*Try it*: Look at every line below and count those containing "papers". Answer with the number only.

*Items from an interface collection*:
((

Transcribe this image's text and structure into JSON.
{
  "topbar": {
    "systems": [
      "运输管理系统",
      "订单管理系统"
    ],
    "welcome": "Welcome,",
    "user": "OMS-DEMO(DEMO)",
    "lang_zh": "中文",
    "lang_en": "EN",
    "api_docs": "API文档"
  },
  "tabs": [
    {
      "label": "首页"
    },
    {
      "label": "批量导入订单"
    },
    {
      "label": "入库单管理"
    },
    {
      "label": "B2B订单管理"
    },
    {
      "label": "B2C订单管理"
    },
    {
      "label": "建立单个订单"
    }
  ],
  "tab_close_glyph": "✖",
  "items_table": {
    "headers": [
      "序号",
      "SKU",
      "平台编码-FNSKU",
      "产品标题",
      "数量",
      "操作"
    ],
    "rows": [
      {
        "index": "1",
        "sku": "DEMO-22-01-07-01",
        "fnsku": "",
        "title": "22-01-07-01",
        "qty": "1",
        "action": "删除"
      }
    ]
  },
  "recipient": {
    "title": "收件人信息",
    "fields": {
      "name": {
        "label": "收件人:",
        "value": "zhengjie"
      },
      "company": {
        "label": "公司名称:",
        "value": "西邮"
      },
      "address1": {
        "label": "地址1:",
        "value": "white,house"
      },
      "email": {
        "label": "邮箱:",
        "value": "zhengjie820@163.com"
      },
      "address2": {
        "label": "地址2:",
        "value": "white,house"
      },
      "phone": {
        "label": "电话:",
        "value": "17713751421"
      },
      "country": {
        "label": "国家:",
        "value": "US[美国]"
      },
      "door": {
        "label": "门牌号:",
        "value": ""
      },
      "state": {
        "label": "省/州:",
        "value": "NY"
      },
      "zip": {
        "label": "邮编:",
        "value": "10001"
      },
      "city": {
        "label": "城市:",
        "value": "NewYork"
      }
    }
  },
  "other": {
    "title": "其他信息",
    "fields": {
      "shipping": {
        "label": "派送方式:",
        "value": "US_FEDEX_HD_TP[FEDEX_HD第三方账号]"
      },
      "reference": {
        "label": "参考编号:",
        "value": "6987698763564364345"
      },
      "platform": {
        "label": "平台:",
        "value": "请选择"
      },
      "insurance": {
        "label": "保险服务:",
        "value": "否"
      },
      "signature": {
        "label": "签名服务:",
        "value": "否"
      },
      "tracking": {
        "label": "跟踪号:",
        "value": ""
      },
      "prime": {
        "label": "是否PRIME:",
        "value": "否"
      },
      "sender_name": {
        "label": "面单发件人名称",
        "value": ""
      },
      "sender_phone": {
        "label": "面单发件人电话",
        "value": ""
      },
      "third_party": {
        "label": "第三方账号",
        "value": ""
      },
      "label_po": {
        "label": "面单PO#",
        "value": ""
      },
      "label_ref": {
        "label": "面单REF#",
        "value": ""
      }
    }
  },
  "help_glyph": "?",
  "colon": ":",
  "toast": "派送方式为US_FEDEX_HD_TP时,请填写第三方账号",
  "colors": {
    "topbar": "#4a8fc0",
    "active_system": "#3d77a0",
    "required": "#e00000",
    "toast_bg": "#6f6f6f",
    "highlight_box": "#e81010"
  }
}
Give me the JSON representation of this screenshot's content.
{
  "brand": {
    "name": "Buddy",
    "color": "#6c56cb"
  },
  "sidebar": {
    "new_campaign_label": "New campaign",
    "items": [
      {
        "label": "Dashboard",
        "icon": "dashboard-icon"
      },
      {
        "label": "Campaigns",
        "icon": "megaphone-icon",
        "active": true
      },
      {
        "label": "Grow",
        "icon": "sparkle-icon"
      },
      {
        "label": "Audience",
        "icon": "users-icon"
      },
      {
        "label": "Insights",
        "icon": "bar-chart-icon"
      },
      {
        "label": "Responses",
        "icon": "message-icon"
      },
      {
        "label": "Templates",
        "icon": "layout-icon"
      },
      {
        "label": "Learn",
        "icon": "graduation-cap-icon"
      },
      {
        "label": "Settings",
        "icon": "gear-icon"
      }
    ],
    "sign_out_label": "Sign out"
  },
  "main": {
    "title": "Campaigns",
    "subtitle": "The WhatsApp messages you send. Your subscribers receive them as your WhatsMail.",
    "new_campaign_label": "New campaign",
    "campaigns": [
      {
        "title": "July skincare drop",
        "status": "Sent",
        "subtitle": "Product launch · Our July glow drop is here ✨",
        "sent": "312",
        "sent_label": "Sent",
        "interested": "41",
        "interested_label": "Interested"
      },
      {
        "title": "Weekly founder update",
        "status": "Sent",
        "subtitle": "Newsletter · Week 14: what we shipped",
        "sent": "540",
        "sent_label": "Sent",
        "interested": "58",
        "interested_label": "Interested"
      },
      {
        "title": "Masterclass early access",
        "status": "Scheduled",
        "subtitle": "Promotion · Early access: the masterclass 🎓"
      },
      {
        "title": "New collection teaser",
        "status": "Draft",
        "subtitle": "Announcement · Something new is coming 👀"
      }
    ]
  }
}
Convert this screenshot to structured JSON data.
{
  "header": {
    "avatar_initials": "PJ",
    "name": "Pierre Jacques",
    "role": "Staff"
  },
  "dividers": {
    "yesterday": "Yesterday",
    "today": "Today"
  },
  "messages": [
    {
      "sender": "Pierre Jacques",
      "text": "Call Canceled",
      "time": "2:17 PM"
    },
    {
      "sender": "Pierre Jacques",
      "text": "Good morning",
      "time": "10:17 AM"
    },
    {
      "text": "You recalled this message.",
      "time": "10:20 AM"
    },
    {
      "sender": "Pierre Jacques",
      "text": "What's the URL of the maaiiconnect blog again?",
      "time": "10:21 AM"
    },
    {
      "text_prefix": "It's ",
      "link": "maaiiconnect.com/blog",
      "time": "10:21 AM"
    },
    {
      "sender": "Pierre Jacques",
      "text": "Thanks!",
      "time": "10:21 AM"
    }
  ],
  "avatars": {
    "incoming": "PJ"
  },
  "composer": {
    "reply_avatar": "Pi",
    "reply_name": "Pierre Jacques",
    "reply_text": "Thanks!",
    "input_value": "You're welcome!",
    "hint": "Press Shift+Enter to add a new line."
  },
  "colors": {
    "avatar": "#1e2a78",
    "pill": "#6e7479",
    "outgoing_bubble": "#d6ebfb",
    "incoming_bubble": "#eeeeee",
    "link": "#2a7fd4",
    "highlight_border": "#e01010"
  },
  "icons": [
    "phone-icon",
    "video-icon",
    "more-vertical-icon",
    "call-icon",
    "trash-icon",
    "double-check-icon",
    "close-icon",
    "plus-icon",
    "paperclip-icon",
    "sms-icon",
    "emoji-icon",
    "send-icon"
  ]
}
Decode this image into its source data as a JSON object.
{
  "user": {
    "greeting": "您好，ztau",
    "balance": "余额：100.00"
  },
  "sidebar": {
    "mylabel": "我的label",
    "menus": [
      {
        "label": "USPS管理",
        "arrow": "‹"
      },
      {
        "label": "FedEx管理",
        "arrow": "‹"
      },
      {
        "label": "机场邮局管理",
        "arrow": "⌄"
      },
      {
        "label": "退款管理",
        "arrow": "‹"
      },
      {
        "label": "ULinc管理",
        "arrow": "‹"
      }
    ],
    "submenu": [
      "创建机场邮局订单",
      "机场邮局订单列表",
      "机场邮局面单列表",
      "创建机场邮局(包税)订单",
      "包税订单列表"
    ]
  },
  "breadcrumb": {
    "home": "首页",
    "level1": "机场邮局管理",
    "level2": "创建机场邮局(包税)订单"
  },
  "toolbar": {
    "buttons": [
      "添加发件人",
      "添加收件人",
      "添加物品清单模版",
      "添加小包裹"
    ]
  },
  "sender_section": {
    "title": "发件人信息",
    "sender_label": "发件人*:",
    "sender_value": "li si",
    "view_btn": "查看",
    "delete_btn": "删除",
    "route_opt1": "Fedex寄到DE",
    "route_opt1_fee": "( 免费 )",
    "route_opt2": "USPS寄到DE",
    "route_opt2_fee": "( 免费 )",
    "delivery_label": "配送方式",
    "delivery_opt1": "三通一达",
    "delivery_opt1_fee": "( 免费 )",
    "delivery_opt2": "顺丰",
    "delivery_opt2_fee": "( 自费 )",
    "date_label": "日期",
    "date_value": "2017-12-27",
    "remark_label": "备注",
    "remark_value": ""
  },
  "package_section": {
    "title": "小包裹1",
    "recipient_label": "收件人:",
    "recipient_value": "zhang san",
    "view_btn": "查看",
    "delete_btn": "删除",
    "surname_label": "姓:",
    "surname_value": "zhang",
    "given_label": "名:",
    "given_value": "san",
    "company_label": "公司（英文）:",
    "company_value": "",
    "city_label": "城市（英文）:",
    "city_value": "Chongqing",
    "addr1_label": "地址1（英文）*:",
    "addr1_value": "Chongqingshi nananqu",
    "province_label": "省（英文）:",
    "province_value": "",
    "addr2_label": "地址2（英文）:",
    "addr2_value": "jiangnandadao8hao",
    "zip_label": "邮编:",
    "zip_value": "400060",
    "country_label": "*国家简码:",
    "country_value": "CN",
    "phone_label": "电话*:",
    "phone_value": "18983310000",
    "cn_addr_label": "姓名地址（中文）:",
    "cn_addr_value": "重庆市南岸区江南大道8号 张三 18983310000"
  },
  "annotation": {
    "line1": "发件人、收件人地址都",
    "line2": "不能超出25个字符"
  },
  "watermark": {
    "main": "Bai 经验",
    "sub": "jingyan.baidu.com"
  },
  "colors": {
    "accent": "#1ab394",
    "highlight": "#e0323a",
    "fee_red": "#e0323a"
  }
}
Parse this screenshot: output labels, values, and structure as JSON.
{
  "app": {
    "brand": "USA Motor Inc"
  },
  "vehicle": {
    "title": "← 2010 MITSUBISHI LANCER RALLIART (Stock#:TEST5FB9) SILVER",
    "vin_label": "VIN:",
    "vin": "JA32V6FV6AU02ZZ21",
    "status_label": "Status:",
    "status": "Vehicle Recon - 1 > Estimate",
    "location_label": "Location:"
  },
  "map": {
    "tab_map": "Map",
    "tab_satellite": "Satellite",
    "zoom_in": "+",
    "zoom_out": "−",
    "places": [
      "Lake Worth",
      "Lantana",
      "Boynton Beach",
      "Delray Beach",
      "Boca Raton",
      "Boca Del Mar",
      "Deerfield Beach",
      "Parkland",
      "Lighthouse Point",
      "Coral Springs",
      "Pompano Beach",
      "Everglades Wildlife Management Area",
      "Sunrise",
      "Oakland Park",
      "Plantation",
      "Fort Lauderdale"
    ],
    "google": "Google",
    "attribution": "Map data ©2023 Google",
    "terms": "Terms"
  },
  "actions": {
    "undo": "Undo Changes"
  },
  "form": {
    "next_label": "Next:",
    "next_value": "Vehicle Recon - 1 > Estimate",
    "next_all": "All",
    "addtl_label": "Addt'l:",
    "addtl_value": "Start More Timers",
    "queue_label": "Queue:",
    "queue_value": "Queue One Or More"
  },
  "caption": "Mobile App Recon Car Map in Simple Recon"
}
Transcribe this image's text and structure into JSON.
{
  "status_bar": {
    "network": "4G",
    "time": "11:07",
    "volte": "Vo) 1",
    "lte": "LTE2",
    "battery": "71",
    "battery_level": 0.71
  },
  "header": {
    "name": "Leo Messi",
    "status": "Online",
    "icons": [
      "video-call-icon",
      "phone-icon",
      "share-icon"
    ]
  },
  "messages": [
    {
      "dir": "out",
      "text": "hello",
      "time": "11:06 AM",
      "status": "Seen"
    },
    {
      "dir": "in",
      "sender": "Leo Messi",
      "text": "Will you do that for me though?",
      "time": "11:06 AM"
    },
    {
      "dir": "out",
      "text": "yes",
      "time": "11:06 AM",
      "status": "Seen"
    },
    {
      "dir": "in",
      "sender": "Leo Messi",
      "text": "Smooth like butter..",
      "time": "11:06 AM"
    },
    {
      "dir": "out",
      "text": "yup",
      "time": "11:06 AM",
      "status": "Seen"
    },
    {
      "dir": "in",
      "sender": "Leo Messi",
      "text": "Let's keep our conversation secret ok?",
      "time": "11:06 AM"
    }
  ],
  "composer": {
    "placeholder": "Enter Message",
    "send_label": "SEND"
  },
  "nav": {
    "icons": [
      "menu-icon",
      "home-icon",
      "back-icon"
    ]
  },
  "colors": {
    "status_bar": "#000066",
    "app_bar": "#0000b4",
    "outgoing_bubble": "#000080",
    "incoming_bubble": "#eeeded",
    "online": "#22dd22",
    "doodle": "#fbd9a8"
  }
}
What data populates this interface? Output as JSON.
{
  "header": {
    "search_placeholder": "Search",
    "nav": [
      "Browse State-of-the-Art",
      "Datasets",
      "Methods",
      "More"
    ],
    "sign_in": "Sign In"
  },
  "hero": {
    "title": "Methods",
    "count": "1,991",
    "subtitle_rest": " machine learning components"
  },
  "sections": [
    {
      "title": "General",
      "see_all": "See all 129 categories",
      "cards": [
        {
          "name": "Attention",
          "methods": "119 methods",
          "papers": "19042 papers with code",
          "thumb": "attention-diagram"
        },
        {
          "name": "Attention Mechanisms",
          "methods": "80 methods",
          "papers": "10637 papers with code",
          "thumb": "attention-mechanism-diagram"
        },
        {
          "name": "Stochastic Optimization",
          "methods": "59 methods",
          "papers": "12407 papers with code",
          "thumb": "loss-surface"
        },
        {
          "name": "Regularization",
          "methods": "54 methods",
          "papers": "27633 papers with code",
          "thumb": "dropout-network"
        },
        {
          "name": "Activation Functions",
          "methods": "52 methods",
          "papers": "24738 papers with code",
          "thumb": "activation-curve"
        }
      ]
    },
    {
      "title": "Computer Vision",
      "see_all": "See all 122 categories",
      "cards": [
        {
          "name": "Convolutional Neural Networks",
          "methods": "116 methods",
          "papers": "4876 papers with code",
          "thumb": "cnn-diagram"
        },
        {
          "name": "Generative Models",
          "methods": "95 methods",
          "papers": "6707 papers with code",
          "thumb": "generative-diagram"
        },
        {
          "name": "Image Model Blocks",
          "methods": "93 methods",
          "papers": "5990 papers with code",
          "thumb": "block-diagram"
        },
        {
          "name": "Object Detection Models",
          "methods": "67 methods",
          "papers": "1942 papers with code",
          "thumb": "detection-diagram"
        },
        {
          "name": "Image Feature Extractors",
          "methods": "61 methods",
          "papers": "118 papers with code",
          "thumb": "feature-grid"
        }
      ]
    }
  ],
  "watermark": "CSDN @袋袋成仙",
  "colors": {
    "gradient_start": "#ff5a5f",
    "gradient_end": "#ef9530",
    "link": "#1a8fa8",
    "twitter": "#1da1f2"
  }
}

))

*Result of this exercise*: 10